What is better than a three-day break from school? An extended, week-long break.
Typically, Thanksgiving break for SEMO students only lasts three days, but this year was unique. An incentive program beginning Aug. 26 encouraged the campus to receive the COVID-19 vaccine. Since 70% of the campus achieved this goal before Nov. 1, the three-day break became a five-day break.
What did students do with the extra time? Was the extension worth it, and will this be the new normal for SEMO?
Psychology major Darren Andre Williams, Jr. said he spent the extended break enjoying life and “getting into a whole bunch of shenanigans” with his family and friends. Williams even had the time to teach his younger brother about the Japanese collectible card game “Yu-Gi-Oh!”
“I had some extra deck cards, I put one together for him … taught him how to play. So recently, he’s been calling me, and he had questions. … Just remember … I may be your brother, but once you challenge me, I'm not your friend.”
Biomedical science major Thierry Awah spent a lot of time playing games, too, such as soccer and video games. He said the break was “definitely worth it” and shared the benefits of having two extra days.
“I had to, you know, take time off the stress of schoolwork, and it was really helpful,” he said. “Now, I’m back, kind of energized and ready to go.”
The vaccine incentive was introduced in August, and as the Thanksgiving break drew near, vaccination rates increased.
Computer science major Adebisi David Adenugba had a positive outlook and said he believed the campus would reach the goal.
“I just believe people are gonna do the right thing, so reaching the goal was quite worth it, because who doesn’t like an extra two days?” he said.
Whether students spent their break catching up on homework, eating too much turkey or learning how to play “Yu-Gi-Oh!,” SEMO students can feel safer knowing 70% of the campus is vaccinated.

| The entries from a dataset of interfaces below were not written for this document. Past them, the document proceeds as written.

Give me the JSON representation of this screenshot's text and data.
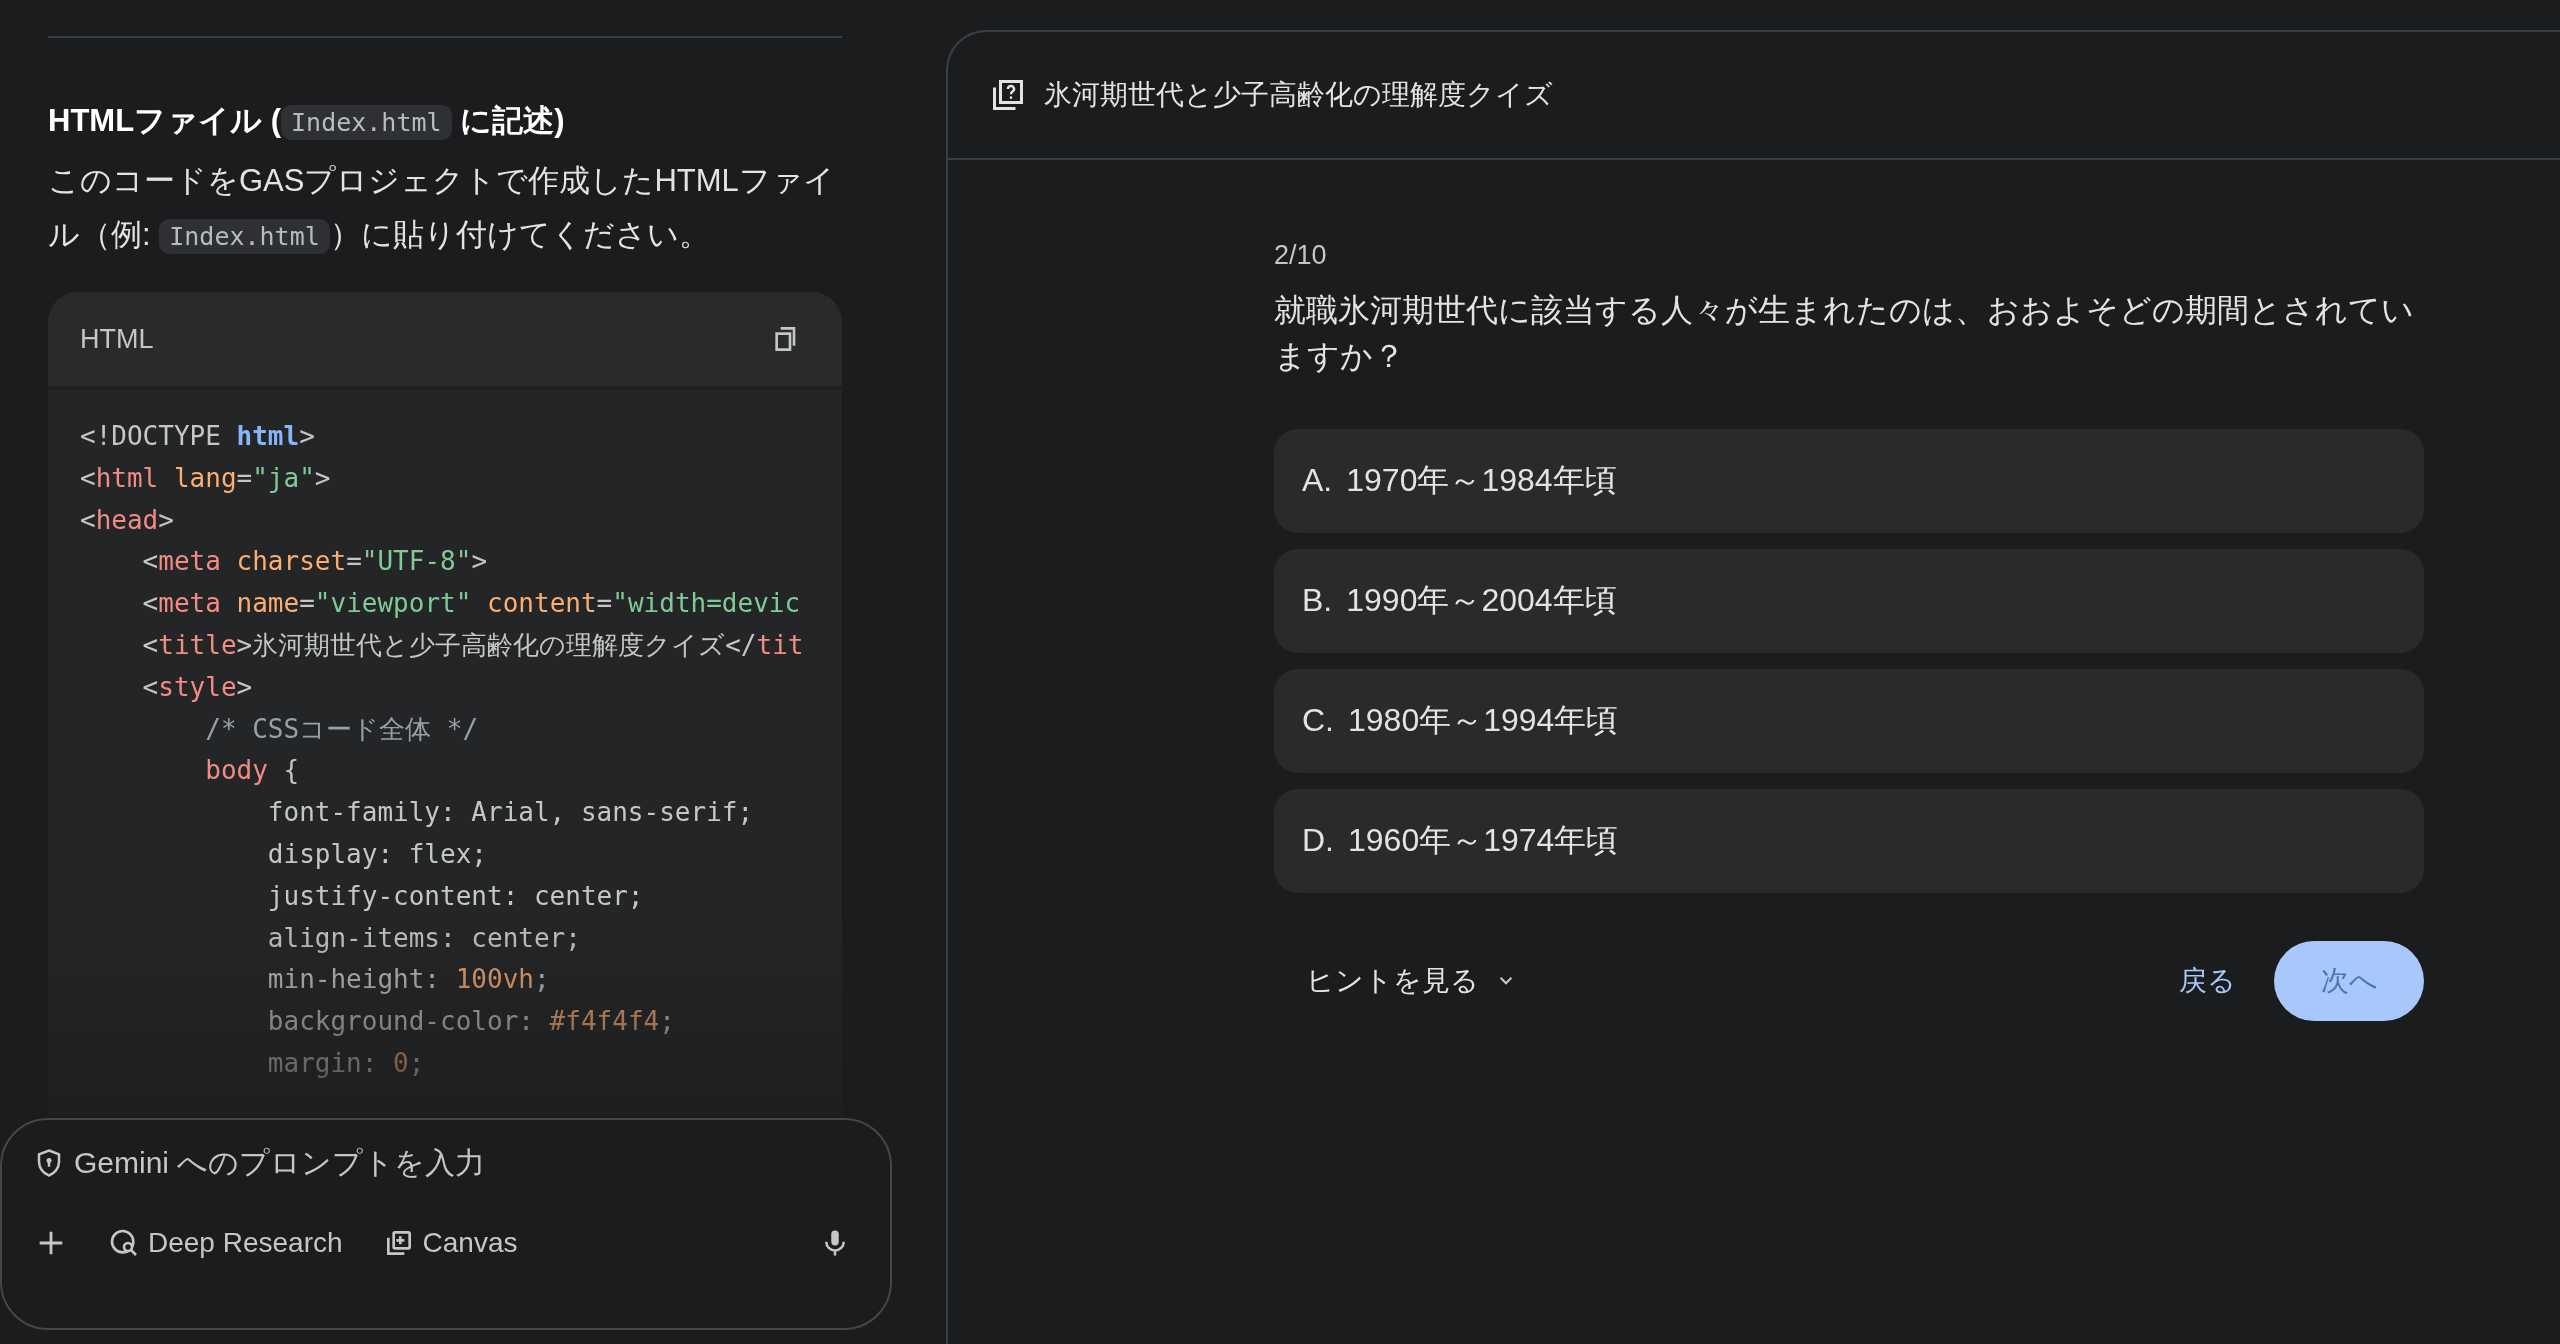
{
  "left_pane": {
    "heading": [
      {
        "kind": "text",
        "text": "HTMLファイル ("
      },
      {
        "kind": "code",
        "text": "Index.html"
      },
      {
        "kind": "text",
        "text": " に記述)"
      }
    ],
    "paragraph": [
      {
        "kind": "text",
        "text": "このコードをGASプロジェクトで作成したHTMLファイル（例: "
      },
      {
        "kind": "code",
        "text": "Index.html"
      },
      {
        "kind": "text",
        "text": "）に貼り付けてください。"
      }
    ],
    "code_block": {
      "language": "HTML",
      "lines": [
        [
          {
            "kind": "punct",
            "text": "<!DOCTYPE "
          },
          {
            "kind": "keyword",
            "text": "html"
          },
          {
            "kind": "punct",
            "text": ">"
          }
        ],
        [
          {
            "kind": "punct",
            "text": "<"
          },
          {
            "kind": "tag",
            "text": "html "
          },
          {
            "kind": "attr",
            "text": "lang"
          },
          {
            "kind": "punct",
            "text": "="
          },
          {
            "kind": "string",
            "text": "\"ja\""
          },
          {
            "kind": "punct",
            "text": ">"
          }
        ],
        [
          {
            "kind": "punct",
            "text": "<"
          },
          {
            "kind": "tag",
            "text": "head"
          },
          {
            "kind": "punct",
            "text": ">"
          }
        ],
        [
          {
            "kind": "punct",
            "text": "    <"
          },
          {
            "kind": "tag",
            "text": "meta "
          },
          {
            "kind": "attr",
            "text": "charset"
          },
          {
            "kind": "punct",
            "text": "="
          },
          {
            "kind": "string",
            "text": "\"UTF-8\""
          },
          {
            "kind": "punct",
            "text": ">"
          }
        ],
        [
          {
            "kind": "punct",
            "text": "    <"
          },
          {
            "kind": "tag",
            "text": "meta "
          },
          {
            "kind": "attr",
            "text": "name"
          },
          {
            "kind": "punct",
            "text": "="
          },
          {
            "kind": "string",
            "text": "\"viewport\" "
          },
          {
            "kind": "attr",
            "text": "content"
          },
          {
            "kind": "punct",
            "text": "="
          },
          {
            "kind": "string",
            "text": "\"width=devic"
          }
        ],
        [
          {
            "kind": "punct",
            "text": "    <"
          },
          {
            "kind": "tag",
            "text": "title"
          },
          {
            "kind": "punct",
            "text": ">氷河期世代と少子高齢化の理解度クイズ</"
          },
          {
            "kind": "tag",
            "text": "tit"
          }
        ],
        [
          {
            "kind": "punct",
            "text": "    <"
          },
          {
            "kind": "tag",
            "text": "style"
          },
          {
            "kind": "punct",
            "text": ">"
          }
        ],
        [
          {
            "kind": "comment",
            "text": "        /* CSSコード全体 */"
          }
        ],
        [
          {
            "kind": "tag",
            "text": "        body "
          },
          {
            "kind": "punct",
            "text": "{"
          }
        ],
        [
          {
            "kind": "prop",
            "text": "            font-family: Arial, sans-serif;"
          }
        ],
        [
          {
            "kind": "prop",
            "text": "            display: flex;"
          }
        ],
        [
          {
            "kind": "prop",
            "text": "            justify-content: center;"
          }
        ],
        [
          {
            "kind": "prop",
            "text": "            align-items: center;"
          }
        ],
        [
          {
            "kind": "prop",
            "text": "            min-height: "
          },
          {
            "kind": "number",
            "text": "100vh"
          },
          {
            "kind": "prop",
            "text": ";"
          }
        ],
        [
          {
            "kind": "prop",
            "text": "            background-color: "
          },
          {
            "kind": "number",
            "text": "#f4f4f4"
          },
          {
            "kind": "prop",
            "text": ";"
          }
        ],
        [
          {
            "kind": "prop",
            "text": "            margin: "
          },
          {
            "kind": "number",
            "text": "0"
          },
          {
            "kind": "prop",
            "text": ";"
          }
        ]
      ]
    }
  },
  "prompt_box": {
    "placeholder": "Gemini へのプロンプトを入力",
    "tools": [
      "Deep Research",
      "Canvas"
    ]
  },
  "quiz_panel": {
    "title": "氷河期世代と少子高齢化の理解度クイズ",
    "progress": "2/10",
    "question": "就職氷河期世代に該当する人々が生まれたのは、おおよそどの期間とされていますか？",
    "options": [
      {
        "letter": "A.",
        "text": "1970年～1984年頃"
      },
      {
        "letter": "B.",
        "text": "1990年～2004年頃"
      },
      {
        "letter": "C.",
        "text": "1980年～1994年頃"
      },
      {
        "letter": "D.",
        "text": "1960年～1974年頃"
      }
    ],
    "hint_button": "ヒントを見る",
    "back_button": "戻る",
    "next_button": "次へ"
  }
}
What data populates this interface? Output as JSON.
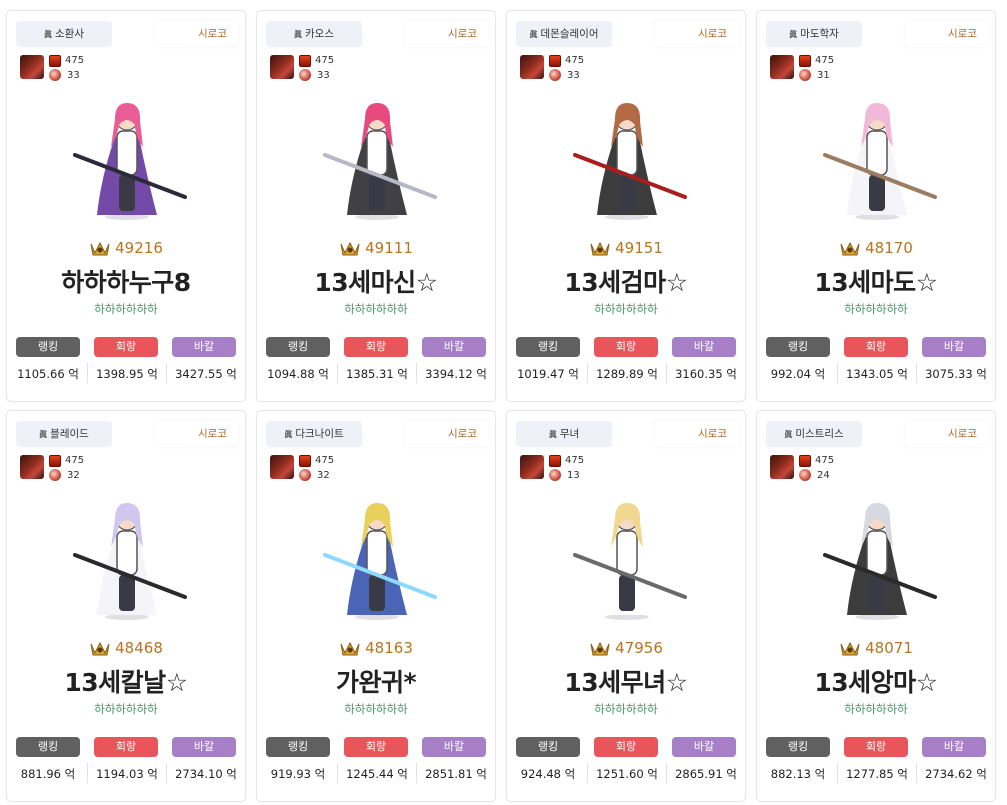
{
  "icons": {
    "job": "job-mark-icon",
    "server": "server-label",
    "score": "trophy-icon",
    "fame": "gear-icon",
    "level": "pet-icon"
  },
  "colors": {
    "score": "#b8741f",
    "guild": "#4f8f6e",
    "ranking_tag": "#606060",
    "recovery_tag": "#e8555a",
    "buff_tag": "#a67fc6",
    "server": "#a66c2e"
  },
  "labels": {
    "job_mark": "眞",
    "tag_ranking": "랭킹",
    "tag_recovery": "회랑",
    "tag_buff": "바칼"
  },
  "cards": [
    {
      "job": "소환사",
      "server": "시로코",
      "fame": "475",
      "level": "33",
      "score": "49216",
      "name": "하하하누구8",
      "guild": "하하하하하하",
      "stat1": "1105.66 억",
      "stat2": "1398.95 억",
      "stat3": "3427.55 억"
    },
    {
      "job": "카오스",
      "server": "시로코",
      "fame": "475",
      "level": "33",
      "score": "49111",
      "name": "13세마신☆",
      "guild": "하하하하하하",
      "stat1": "1094.88 억",
      "stat2": "1385.31 억",
      "stat3": "3394.12 억"
    },
    {
      "job": "데몬슬레이어",
      "server": "시로코",
      "fame": "475",
      "level": "33",
      "score": "49151",
      "name": "13세검마☆",
      "guild": "하하하하하하",
      "stat1": "1019.47 억",
      "stat2": "1289.89 억",
      "stat3": "3160.35 억"
    },
    {
      "job": "마도학자",
      "server": "시로코",
      "fame": "475",
      "level": "31",
      "score": "48170",
      "name": "13세마도☆",
      "guild": "하하하하하하",
      "stat1": "992.04 억",
      "stat2": "1343.05 억",
      "stat3": "3075.33 억"
    },
    {
      "job": "블레이드",
      "server": "시로코",
      "fame": "475",
      "level": "32",
      "score": "48468",
      "name": "13세칼날☆",
      "guild": "하하하하하하",
      "stat1": "881.96 억",
      "stat2": "1194.03 억",
      "stat3": "2734.10 억"
    },
    {
      "job": "다크나이트",
      "server": "시로코",
      "fame": "475",
      "level": "32",
      "score": "48163",
      "name": "가완귀*",
      "guild": "하하하하하하",
      "stat1": "919.93 억",
      "stat2": "1245.44 억",
      "stat3": "2851.81 억"
    },
    {
      "job": "무녀",
      "server": "시로코",
      "fame": "475",
      "level": "13",
      "score": "47956",
      "name": "13세무녀☆",
      "guild": "하하하하하하",
      "stat1": "924.48 억",
      "stat2": "1251.60 억",
      "stat3": "2865.91 억"
    },
    {
      "job": "미스트리스",
      "server": "시로코",
      "fame": "475",
      "level": "24",
      "score": "48071",
      "name": "13세앙마☆",
      "guild": "하하하하하하",
      "stat1": "882.13 억",
      "stat2": "1277.85 억",
      "stat3": "2734.62 억"
    }
  ]
}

To keep up with campus news, visit the Southeast Arrow website.